- May reduce a woman's risk of having gestational diabetes.
- Increases stamina, which will improve labor
It is important to note that most pregnant women can safely maintain an exercise program that was already in practice prior to pregnancy. Women should consult their doctor before starting a new, rigorous exercise program during pregnancy.
Preparing for Postpartum Exercise
How soon can you safely start exercising after you have the baby? Although you may be able to do some mild exercises within a few days after delivery, talk to your doctor about when it is fine to return to extended physical activity. Women who have had a cesarean section might be advised by their doctor not to begin exercising for at least 6 weeks after delivery. However, this refers to abdominal muscle exercise, and it is possible to do other exercise for brief periods and gradually increase the time. Go slow, and listen to your body. The most important guiding factors will be how you feel and your energy level.
Pregnancy and delivery cause unique physical changes. For example, during birth, the pelvic floor muscles are stretched. Having strong pelvic floor muscles is important throughout life to prevent incontinence or even pelvic organ prolapse. This is a condition in which the pelvic organs lose suspension and fall through the vagina. Kegel exercises—the rhythmic tightening and releasing of pelvic muscles—are the best way to strengthen the pelvic floor muscles. They can be done anytime, anywhere—even shortly after giving birth.

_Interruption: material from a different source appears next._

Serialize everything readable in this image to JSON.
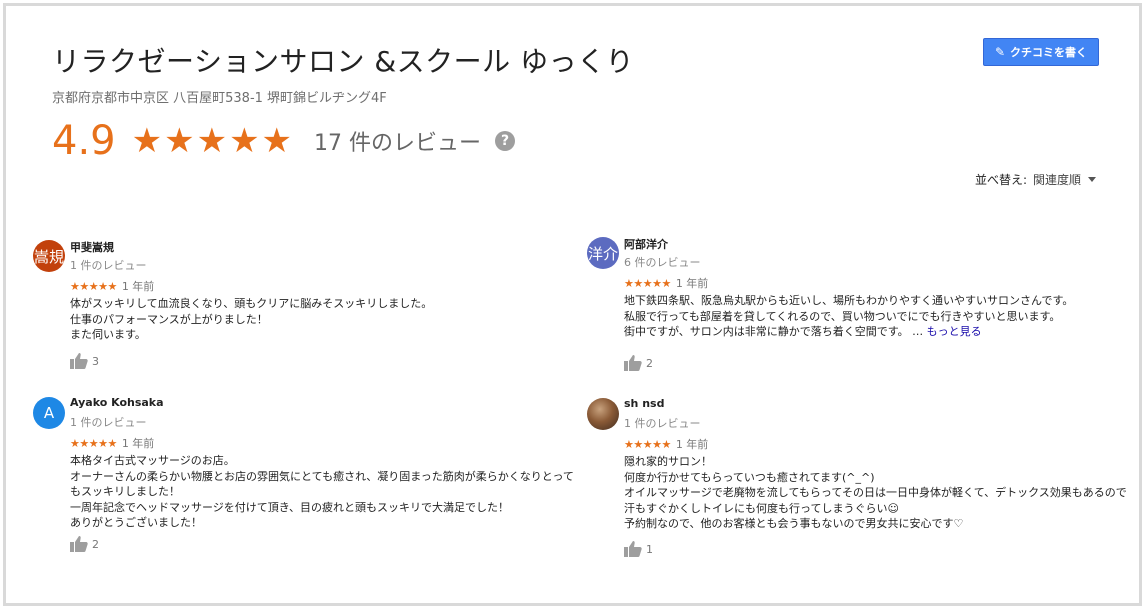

When you begin exercising, remember the following safety tips:
- Do not exercise vigorously in hot, humid weather or if you have a fever.
- Avoid jerky, jumping, or bouncing motions, or changing direction suddenly.
- Cool down after all workouts.
- Stop exercising immediately and consult your doctor if you experience pain, dizziness, rapid heart beat, pubic or back pain, bleeding, or palpitations.
- Remember to stay well hydrated.
Tips for Fitting Exercise In
Although you may feel psychologically motivated to get back in shape, the reality of taking care of a newborn may hinder your best intentions. Here are some tips that will help you fit exercise into your daily routine and improve your workouts:
- Trade babysitting with other mothers.
- Buy a jogging stroller.
- Invest in home exercise equipment and some exercise DVDs.
- Find a gym with reputable childcare facilities.
- Reviewer: Brian Randall, MD
- Review Date: 05/2012 -
- Update Date: 05/21/2012 -